Raz offers what we may take to be three tests for the dependence of reasons on value: (i) the possibility of akrasia, (ii) shaping the world to fit the attitude, and (iii) presumptive sufficiency. Here I will discuss only the second, as it is most vivid. If there’s value in the state of affairs of your having warranted attitudes, then this should be so whether this state of affairs came about as a result of shifting your attitudes to match the world, or by changing the world to match your attitudes. But this is absurd: if you feel fear, for example, there is nothing at all to be said for manipulating your situation to match your emotion by gratuitously exposing yourself to danger. Danger is a reason for fear, but fear is not a reason for (bringing about) danger. This asymmetry demonstrates that the reasons we have for feeling fear when in danger are adaptive reasons -- they do not assume that there is necessarily value in the combination of fear and danger.
Now that I have introduced Raz’s two distinctions, one might wonder about the degree to which they overlap.
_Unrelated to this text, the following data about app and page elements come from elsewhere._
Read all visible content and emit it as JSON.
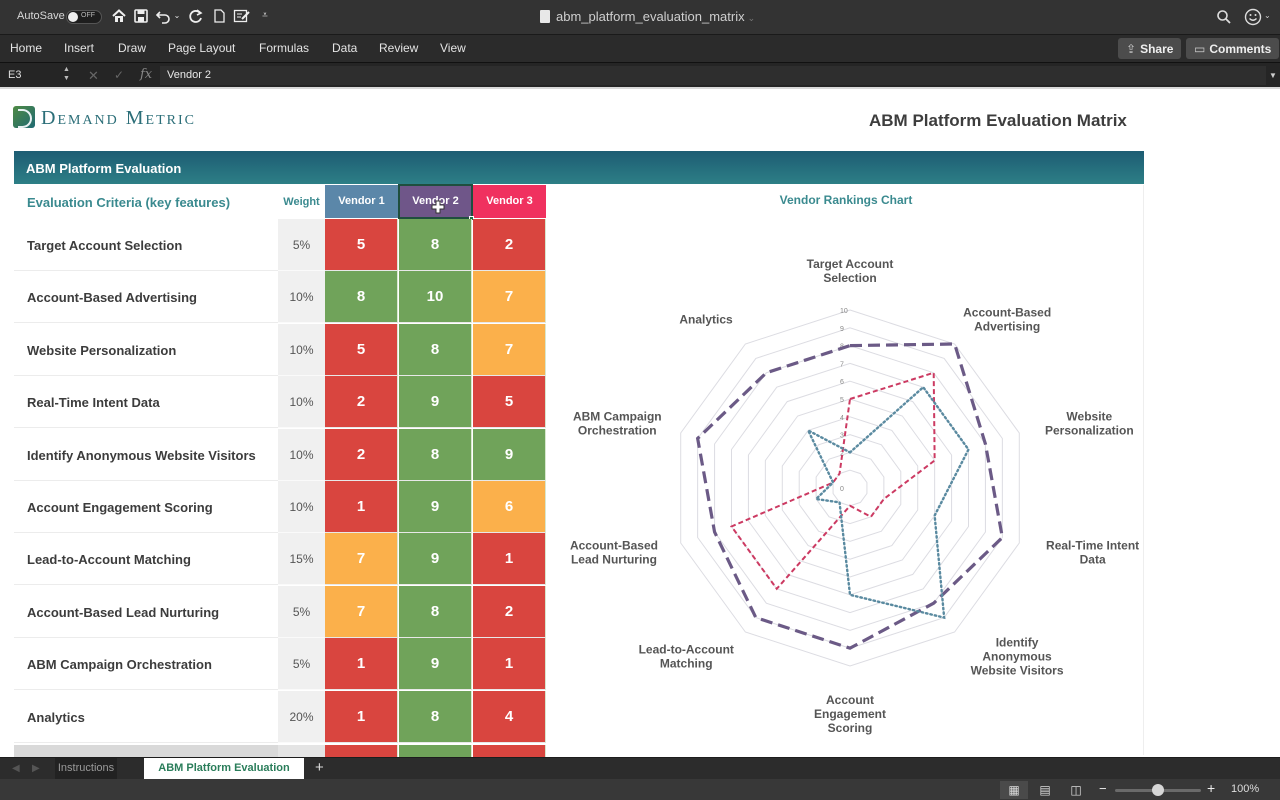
{
  "titlebar": {
    "autosave_label": "AutoSave",
    "autosave_state": "OFF",
    "document_title": "abm_platform_evaluation_matrix",
    "quick_access": [
      "home-icon",
      "save-icon",
      "undo-icon",
      "redo-icon",
      "new-document-icon",
      "edit-document-icon",
      "customize-icon"
    ]
  },
  "ribbon": {
    "tabs": [
      "Home",
      "Insert",
      "Draw",
      "Page Layout",
      "Formulas",
      "Data",
      "Review",
      "View"
    ],
    "share_label": "Share",
    "comments_label": "Comments"
  },
  "formula_bar": {
    "cell_reference": "E3",
    "fx_label": "fx",
    "formula_value": "Vendor 2"
  },
  "sheet": {
    "brand": "Demand Metric",
    "title": "ABM Platform Evaluation Matrix",
    "section_title": "ABM Platform Evaluation",
    "criteria_header": "Evaluation Criteria (key features)",
    "weight_header": "Weight",
    "vendors": [
      {
        "name": "Vendor 1",
        "color": "#5b87a9"
      },
      {
        "name": "Vendor 2",
        "color": "#6f5689"
      },
      {
        "name": "Vendor 3",
        "color": "#f0315f"
      }
    ],
    "score_colors": {
      "low": "#d9453f",
      "mid": "#fbb04b",
      "high": "#70a35a"
    },
    "rows": [
      {
        "criterion": "Target Account Selection",
        "weight": "5%",
        "scores": [
          "5",
          "8",
          "2"
        ],
        "levels": [
          "low",
          "high",
          "low"
        ]
      },
      {
        "criterion": "Account-Based Advertising",
        "weight": "10%",
        "scores": [
          "8",
          "10",
          "7"
        ],
        "levels": [
          "high",
          "high",
          "mid"
        ]
      },
      {
        "criterion": "Website Personalization",
        "weight": "10%",
        "scores": [
          "5",
          "8",
          "7"
        ],
        "levels": [
          "low",
          "high",
          "mid"
        ]
      },
      {
        "criterion": "Real-Time Intent Data",
        "weight": "10%",
        "scores": [
          "2",
          "9",
          "5"
        ],
        "levels": [
          "low",
          "high",
          "low"
        ]
      },
      {
        "criterion": "Identify Anonymous Website Visitors",
        "weight": "10%",
        "scores": [
          "2",
          "8",
          "9"
        ],
        "levels": [
          "low",
          "high",
          "high"
        ]
      },
      {
        "criterion": "Account Engagement Scoring",
        "weight": "10%",
        "scores": [
          "1",
          "9",
          "6"
        ],
        "levels": [
          "low",
          "high",
          "mid"
        ]
      },
      {
        "criterion": "Lead-to-Account Matching",
        "weight": "15%",
        "scores": [
          "7",
          "9",
          "1"
        ],
        "levels": [
          "mid",
          "high",
          "low"
        ]
      },
      {
        "criterion": "Account-Based Lead Nurturing",
        "weight": "5%",
        "scores": [
          "7",
          "8",
          "2"
        ],
        "levels": [
          "mid",
          "high",
          "low"
        ]
      },
      {
        "criterion": "ABM Campaign Orchestration",
        "weight": "5%",
        "scores": [
          "1",
          "9",
          "1"
        ],
        "levels": [
          "low",
          "high",
          "low"
        ]
      },
      {
        "criterion": "Analytics",
        "weight": "20%",
        "scores": [
          "1",
          "8",
          "4"
        ],
        "levels": [
          "low",
          "high",
          "low"
        ]
      }
    ]
  },
  "chart_data": {
    "type": "radar",
    "title": "Vendor Rankings Chart",
    "categories": [
      [
        "Target Account",
        "Selection"
      ],
      [
        "Account-Based",
        "Advertising"
      ],
      [
        "Website",
        "Personalization"
      ],
      [
        "Real-Time Intent",
        "Data"
      ],
      [
        "Identify",
        "Anonymous",
        "Website Visitors"
      ],
      [
        "Account",
        "Engagement",
        "Scoring"
      ],
      [
        "Lead-to-Account",
        "Matching"
      ],
      [
        "Account-Based",
        "Lead Nurturing"
      ],
      [
        "ABM Campaign",
        "Orchestration"
      ],
      [
        "Analytics"
      ]
    ],
    "rlim": [
      0,
      10
    ],
    "ticks": [
      0,
      2,
      3,
      4,
      5,
      6,
      7,
      8,
      9,
      10
    ],
    "grid": true,
    "series": [
      {
        "name": "Vendor 1",
        "values": [
          5,
          8,
          5,
          2,
          2,
          1,
          7,
          7,
          1,
          1
        ],
        "color": "#cc3a62",
        "style": "dashed"
      },
      {
        "name": "Vendor 2",
        "values": [
          8,
          10,
          8,
          9,
          8,
          9,
          9,
          8,
          9,
          8
        ],
        "color": "#6b5a86",
        "style": "long-dash"
      },
      {
        "name": "Vendor 3",
        "values": [
          2,
          7,
          7,
          5,
          9,
          6,
          1,
          2,
          1,
          4
        ],
        "color": "#5a8aa0",
        "style": "dotted"
      }
    ]
  },
  "sheet_tabs": {
    "tabs": [
      "Instructions",
      "ABM Platform Evaluation"
    ],
    "active": "ABM Platform Evaluation"
  },
  "status_bar": {
    "zoom_percent": "100%",
    "zoom_level": 0.5
  }
}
From my original example, we saw that epistemic reasons are standard and adaptive, whereas the non-epistemic reasons for belief are non-standard and practical. But not all standard reasons are adaptive reasons: sometimes warrant derives from value, as we find for example in reasons for action. If leaping into the air would produce great benefits, then I may follow this reason and rationally decide to leap. So that is an example of a standard practical reason. There may also be non-standard reasons for action, as we saw earlier in the case of prize money given to those who hop from non-pecuniary motives. (Note that this would also be a standard reason to bring it about that you hop, say by stabbing yourself in the foot. The latter is a reason you can follow without self-defeation.)
There is at least some overlap between the two distinctions, however, for there is no possibility of a non-standard adaptive reason. Non-standard reasons for an attitude are really just standard reasons for bringing about the attitude, and this places them firmly in the practical domain. We have seen that the other combinations are all possible, however:
(i) standard adaptive reasons, e.g. scientific evidence as a reason for belief, or evidence of danger as a reason for fear;
(ii) standard practical reasons, e.g. ordinary monetary rewards as a reason for action;
(iii) non-standard practical reasons, e.g. self-effacing rewards as a reason for action, or threat of parental disownment as a reason for belief.